A few years ago I was meeting with someone for the first time. We got off to a bumpy start with my first question.
“OK, so you consider yourself a leader. What does that mean?”
He told me that he was “in charge.”
“In charge of what?”
“My company.” He was frowning now. He had no idea that things were just going to get worse.
“Yeah? What does that mean? You walk into the office building and your company does what?”
He began talking about how people would jump when he gave them orders. He described the resulting bustle of activity that was his ultimate charge. When I continued to inquire as to what he actually did all day long, he began to tell me about the meetings with “his” people.
“Oh, you’re in charge of the people,” I concluded.
“Yes, I suppose I am” He smiled at the simple reality of his power.
I thought for a minute. “So what?” He stopped smiling.
We continued to explore what leadership actually meant for this man. The breakthrough finally came when I asked this simple two part question. “Where are you leading these people, and why?”

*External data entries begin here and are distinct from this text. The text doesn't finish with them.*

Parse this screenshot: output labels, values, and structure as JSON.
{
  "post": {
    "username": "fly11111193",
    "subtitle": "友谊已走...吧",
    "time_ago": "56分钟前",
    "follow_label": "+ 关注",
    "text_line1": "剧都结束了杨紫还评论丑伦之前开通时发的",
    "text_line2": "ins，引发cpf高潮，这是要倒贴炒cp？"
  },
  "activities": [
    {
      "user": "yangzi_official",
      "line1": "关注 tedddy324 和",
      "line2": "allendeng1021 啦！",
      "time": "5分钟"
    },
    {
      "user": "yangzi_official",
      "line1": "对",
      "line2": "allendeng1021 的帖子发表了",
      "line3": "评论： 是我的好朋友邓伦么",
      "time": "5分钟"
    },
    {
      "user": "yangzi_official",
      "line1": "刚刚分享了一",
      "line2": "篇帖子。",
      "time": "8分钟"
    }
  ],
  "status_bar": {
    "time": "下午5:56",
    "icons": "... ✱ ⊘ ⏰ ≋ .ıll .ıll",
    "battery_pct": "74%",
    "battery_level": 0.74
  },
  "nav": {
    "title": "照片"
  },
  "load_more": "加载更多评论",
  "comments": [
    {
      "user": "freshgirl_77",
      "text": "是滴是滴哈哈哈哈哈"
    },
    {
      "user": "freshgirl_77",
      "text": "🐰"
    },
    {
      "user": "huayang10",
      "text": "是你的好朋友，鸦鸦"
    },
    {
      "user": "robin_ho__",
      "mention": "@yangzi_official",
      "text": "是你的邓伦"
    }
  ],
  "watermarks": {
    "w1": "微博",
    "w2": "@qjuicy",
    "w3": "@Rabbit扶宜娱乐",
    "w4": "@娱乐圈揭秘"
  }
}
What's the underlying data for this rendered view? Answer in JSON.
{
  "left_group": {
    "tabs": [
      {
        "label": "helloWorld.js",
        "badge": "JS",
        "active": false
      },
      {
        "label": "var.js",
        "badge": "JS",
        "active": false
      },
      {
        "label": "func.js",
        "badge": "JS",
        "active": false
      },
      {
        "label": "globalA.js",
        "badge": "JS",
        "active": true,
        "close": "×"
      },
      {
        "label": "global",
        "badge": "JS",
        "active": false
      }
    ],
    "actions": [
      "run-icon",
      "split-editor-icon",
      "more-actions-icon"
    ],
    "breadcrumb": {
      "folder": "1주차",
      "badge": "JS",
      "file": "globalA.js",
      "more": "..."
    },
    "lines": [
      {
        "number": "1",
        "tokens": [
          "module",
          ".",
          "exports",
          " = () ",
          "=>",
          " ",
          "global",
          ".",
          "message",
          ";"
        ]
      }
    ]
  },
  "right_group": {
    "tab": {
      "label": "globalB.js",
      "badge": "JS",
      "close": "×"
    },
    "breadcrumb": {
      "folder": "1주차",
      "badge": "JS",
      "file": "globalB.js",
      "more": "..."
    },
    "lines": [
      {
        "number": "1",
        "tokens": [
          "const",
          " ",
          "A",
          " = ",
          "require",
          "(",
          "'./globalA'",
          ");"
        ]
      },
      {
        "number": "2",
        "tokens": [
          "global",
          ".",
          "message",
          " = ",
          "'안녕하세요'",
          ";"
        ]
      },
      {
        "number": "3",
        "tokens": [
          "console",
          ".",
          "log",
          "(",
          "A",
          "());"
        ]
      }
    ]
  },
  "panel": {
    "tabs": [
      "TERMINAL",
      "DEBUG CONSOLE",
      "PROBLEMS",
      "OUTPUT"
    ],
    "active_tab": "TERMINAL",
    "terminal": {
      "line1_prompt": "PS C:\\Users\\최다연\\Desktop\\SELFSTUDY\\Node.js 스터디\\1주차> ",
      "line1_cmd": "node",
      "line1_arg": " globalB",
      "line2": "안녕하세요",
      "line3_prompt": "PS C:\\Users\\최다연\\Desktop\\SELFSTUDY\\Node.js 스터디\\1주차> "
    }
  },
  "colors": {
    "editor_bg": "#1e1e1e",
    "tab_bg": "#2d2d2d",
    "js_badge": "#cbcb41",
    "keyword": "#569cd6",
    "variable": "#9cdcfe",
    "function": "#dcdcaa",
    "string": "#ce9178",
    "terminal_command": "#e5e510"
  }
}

After a lengthy and good-spirited banter, I pushed my point. Leadership doesn’t mean a thing unless it is tied to a cause. Leadership is not an achievement. It is an instrument. It is a tool for making change happen.
Simply, being “in charge” isn’t leadership. It’s an ego trip. When that is how we see leadership, we are mostly concerned with our own self gratification through exerting power over others. We are in charge. We are in control. We are on top. We are important. We are better.
We are mistaken.
Leadership is not merely about communication, influence, supervision, or power. Leadership is primarily about passion.
Sure all of those other things are part of leadership, but I am most concerned with people’s passionate dedication to making a difference. I have said it many times in class (and to basically anybody who will look me in the eye). “Leadership is not an end in itself. It is merely the means to an end. Where you lead people and why – now that’s worth talking about.”
Most of the best leaders I know, don’t really care if people are following them or not. They are not preoccupied with who is behind them. They are intensely focused on what is in front of them. Leadership is a role most passionate change agents end up assuming rather reluctantly. Most of them don’t really want to be leaders. They just want to make a difference. Being a leader merely comes with the territory.
I recently watched Gandhi again and was reminded how true this is. I was moved by Gandhi’s reluctance to be an “official leader.” He understood that he would have actually had to give up power in order to become a public official. He didn’t want his ability to change the state of his milieu diminish by becoming a ‘leader.’ So, rather than becoming the Prime Minister of the burgeoning government, he chose to make a difference in a greater way. He chose to stay focused on his passion, correcting one injustice at a time.
Before we focus so much on the “hows” of leadership, I propose that we take a harder look at the “why’s”. Why do we want to lead? Where do we want to take people? What is the destination of our passionate journey? What is the cause to which we are committed? I suggest three very simple steps for establishing true leadership.
1) Commit to the cause.
It is the dedication to our purpose that will keep us going. People can be a source for energy. They can also be a depleater of it. In the end, it is our passion for making a difference that will get us out of bed on those tough mornings.
2) Let others join the cause.
They will. If we are dedicated to a worthy cause and committed to making a positive change, people will want to be part of it. Even more importantly, they are the people we need. They are as committed to the cause as we are.
3) Collaborate to better the cause.
Once we have people who have joined us because they are dedicated to the same cause, an intense momentum develops. At this point collaboration has less to do with conflict and almost everything to do with mission. If we are passionately dedicated to the same cause, we will be amazed at how little conflict actually arises. And when it does, we are equally committed to the outcome. We become partners in every since of the word.
As we contemplate how to become better leaders, let’s spend less time considering methods of influence, communication styles, and management techniques. Instead, focus intently on the burden God has placed in our hearts. What injustice do we see that must be corrected? What is broken that we simply have to fix? What haunts us in the middle of the night? These are the things that create leaders. These are the things that matter.
Years ago, I used to teach high school. On the back wall of my classroom, just under the clock, I pinned a sign that simply read “So What?” It was my constant reminder that I was responsible for students, not content. Everything I taught had to make a difference. My mission wasn’t to instruct young people, it was to inspire them. I wanted them to leave my classroom believing that they could make difference. I wanted them to leave my classroom believing that they had to make a difference.
Not much has changed in 30 years.